[Input for this task]:

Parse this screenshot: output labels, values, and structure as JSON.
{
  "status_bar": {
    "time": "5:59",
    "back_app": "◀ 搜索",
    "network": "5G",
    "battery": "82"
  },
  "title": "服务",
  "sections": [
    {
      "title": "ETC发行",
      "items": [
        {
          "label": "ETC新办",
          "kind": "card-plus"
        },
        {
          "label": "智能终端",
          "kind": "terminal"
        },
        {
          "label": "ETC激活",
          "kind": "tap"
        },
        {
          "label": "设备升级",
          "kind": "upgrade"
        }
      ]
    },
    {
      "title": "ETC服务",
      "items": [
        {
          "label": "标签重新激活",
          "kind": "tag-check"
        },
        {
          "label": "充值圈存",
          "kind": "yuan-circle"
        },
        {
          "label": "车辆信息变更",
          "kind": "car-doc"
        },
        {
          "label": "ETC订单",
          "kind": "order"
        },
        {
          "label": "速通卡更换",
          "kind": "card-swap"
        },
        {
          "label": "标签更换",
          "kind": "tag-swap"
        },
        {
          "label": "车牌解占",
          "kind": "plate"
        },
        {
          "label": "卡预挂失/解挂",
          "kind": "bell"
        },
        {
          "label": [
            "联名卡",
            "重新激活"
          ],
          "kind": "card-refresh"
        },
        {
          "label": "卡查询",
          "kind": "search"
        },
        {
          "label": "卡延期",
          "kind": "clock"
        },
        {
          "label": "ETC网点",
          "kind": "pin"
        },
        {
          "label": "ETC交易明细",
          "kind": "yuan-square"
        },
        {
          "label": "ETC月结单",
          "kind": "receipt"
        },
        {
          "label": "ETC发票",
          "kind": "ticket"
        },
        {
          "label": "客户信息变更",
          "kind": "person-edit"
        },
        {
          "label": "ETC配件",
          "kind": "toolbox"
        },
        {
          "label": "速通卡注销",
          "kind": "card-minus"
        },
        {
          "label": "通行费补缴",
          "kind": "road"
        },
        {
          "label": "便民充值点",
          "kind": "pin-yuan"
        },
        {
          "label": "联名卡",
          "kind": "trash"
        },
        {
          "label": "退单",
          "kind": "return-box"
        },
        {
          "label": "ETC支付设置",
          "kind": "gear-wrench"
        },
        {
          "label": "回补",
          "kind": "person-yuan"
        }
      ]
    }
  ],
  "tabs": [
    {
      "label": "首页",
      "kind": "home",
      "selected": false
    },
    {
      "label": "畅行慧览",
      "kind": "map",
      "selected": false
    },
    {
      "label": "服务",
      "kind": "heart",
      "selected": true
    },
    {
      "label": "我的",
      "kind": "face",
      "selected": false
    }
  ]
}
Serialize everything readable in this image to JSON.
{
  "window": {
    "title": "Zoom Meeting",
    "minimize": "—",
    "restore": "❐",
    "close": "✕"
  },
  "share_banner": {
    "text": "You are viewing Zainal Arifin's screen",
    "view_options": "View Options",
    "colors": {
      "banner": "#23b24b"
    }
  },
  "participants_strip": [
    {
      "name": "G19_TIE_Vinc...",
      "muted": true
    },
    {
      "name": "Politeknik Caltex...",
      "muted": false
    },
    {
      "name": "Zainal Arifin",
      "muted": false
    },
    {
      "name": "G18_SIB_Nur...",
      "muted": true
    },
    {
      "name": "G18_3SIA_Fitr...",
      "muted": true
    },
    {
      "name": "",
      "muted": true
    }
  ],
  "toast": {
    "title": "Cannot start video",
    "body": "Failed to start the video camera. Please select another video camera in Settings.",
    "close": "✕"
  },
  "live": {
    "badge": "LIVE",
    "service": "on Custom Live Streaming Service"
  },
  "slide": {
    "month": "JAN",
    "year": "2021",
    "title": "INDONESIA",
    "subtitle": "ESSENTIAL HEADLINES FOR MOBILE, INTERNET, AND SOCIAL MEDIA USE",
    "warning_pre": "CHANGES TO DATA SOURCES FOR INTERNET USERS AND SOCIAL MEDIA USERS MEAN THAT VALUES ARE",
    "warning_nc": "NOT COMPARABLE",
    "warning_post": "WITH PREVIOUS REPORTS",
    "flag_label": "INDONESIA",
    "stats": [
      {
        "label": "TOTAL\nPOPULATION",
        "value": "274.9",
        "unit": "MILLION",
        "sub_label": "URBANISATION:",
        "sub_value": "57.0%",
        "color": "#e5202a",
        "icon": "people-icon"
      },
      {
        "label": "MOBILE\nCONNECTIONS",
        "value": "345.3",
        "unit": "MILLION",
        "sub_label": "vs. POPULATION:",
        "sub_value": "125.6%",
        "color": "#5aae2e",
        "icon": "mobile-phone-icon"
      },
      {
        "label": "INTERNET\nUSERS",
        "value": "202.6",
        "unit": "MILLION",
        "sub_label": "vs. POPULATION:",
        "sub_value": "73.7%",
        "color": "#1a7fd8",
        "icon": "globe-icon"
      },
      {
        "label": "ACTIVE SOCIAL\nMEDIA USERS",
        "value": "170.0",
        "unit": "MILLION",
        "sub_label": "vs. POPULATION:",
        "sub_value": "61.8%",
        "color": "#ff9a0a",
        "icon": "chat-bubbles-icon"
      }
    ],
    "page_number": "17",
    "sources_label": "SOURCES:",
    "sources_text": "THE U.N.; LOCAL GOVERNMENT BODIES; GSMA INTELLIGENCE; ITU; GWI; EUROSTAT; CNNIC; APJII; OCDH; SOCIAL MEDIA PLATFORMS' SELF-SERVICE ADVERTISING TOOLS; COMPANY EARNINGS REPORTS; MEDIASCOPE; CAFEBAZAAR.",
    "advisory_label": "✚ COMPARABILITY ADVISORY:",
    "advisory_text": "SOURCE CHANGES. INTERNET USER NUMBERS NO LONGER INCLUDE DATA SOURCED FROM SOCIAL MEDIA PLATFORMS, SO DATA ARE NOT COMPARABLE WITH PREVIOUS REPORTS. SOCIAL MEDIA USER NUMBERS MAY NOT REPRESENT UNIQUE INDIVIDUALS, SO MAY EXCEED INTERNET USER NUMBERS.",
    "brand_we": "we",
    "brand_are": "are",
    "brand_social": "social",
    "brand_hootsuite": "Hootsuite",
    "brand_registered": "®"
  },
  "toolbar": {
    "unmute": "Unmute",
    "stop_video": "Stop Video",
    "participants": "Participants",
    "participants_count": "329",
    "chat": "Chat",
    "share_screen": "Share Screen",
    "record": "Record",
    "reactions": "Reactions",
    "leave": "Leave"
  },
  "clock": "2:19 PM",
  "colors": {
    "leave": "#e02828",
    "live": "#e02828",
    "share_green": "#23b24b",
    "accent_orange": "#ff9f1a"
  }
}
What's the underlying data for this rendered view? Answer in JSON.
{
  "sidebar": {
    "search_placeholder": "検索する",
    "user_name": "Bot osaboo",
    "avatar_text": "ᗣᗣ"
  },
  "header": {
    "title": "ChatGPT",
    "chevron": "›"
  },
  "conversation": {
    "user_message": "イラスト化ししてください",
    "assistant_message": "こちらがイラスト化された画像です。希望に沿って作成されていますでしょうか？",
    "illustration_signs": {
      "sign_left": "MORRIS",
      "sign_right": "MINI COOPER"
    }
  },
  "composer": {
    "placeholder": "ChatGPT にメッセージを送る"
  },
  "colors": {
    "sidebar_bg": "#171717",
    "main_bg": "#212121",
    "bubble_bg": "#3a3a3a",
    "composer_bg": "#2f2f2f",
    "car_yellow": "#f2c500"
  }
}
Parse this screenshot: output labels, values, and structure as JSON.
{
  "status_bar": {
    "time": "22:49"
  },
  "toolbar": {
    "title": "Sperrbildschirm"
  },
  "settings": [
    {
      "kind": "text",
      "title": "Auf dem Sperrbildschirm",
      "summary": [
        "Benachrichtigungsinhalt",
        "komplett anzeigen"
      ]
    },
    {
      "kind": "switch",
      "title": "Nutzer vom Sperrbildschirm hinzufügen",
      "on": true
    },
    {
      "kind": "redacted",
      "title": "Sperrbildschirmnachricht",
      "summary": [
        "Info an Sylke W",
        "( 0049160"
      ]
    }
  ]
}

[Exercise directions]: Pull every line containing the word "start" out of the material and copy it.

[The completed task]:
    "title": "Cannot start video",
    "body": "Failed to start the video camera. Please select another video camera in Settings.",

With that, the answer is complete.